The service problems and economic damage that followed railroad mergers in the 1990s are part of why regulators adopted tough rules for major railroad mergers in 2001. Regulators have said that, generally, any merger involving a major railroad must enhance competition and serve the public interest. Similar deals are blocked in other industries only if there is a risk that competition will be reduced.
Canadian Pacific and Kansas City Southern said they expect U.S. railroad regulators at the Surface Transportation Board to complete their review of the deal by around the middle of 2022. A spokesman for the board didn’t immediately respond Monday to questions about how the deal will be reviewed.
Morningstar analyst Matthew Young said he doesn’t think the proposed deal will hurt competition overall because the railroads don’t compete directly now.
“These rails generally don’t compete head to head in specific markets, thus a merger shouldn’t result in fewer rail-service options for shippers in most corridors,” Young said Monday in a research note.
Edward Jones analyst Jeff Windau said he thinks there is a good chance the deal will be approved by regulators.
“There’s really no overlap on their lines. So I think there is really minimal impact on customers,” Windau said.
Executives at both the railroads argue that customers will be helped, not hurt, by the combination because they’ll be able to ship goods throughout North America without having to have shipments handed off between railroads.
“There’s savings across the board and benefits across the board that are so compelling,” Canadian Pacific CEO Keith Creel said. As railroad customers learn about the deal, “I think they are going to be excited by this — not threatened by this.”
Five years ago, Calgary, Alberta-based Canadian Pacific abandoned its roughly $30 billion attempt to takeover rival Norfolk Southern after it encountered strong opposition from Norfolk Southern, politicians, rail customers along the route and other railroads. So the new rules for railroad mergers still haven’t been tested.
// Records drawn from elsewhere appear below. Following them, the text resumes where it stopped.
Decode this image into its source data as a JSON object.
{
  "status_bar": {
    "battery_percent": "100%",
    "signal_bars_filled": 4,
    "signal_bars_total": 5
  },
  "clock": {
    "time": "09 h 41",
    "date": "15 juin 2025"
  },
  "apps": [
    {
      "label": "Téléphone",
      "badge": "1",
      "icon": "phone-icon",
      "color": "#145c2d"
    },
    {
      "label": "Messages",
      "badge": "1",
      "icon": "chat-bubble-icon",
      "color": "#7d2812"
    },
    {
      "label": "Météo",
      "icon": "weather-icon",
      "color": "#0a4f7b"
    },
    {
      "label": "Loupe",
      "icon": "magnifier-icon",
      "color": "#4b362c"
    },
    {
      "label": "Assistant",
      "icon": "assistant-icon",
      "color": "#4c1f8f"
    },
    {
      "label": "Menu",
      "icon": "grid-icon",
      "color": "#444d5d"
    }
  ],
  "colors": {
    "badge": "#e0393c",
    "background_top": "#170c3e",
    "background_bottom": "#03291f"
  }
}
But unlike then, the boards of both Kansas City Southern and Canadian Pacific unanimously backed this deal. The combined company would operate about 20,000 miles of railway, employ 20,000 people and generate annual revenue of about $8.7 billion. Both railroads said they expect to add jobs overall across the combined network as volume grows.
The deal values Kansas City Southern at $275 per share, which represents a significant premium to Friday’s closing price of $224. Kansas City Southern shareholders will receive 0.489 shares of Canadian Pacific stock and $90 cash as part of the deal, and they will control roughly 25% of the combined company.
The railroads said this deal is timed well because Mexico, the United States and Canada agreed to a new regional trade pact last year that is expected to boost trade and investment across North America.
Officials said Kansas City Southern’s base in Kansas City, Missouri, would become Canadian Pacific Kansas City’s new U.S. headquarters after the deal but Canadian Pacific’s current U.S. headquarters in Minneapolis and St. Paul, Minnesota, will remain an important base of operations for the company.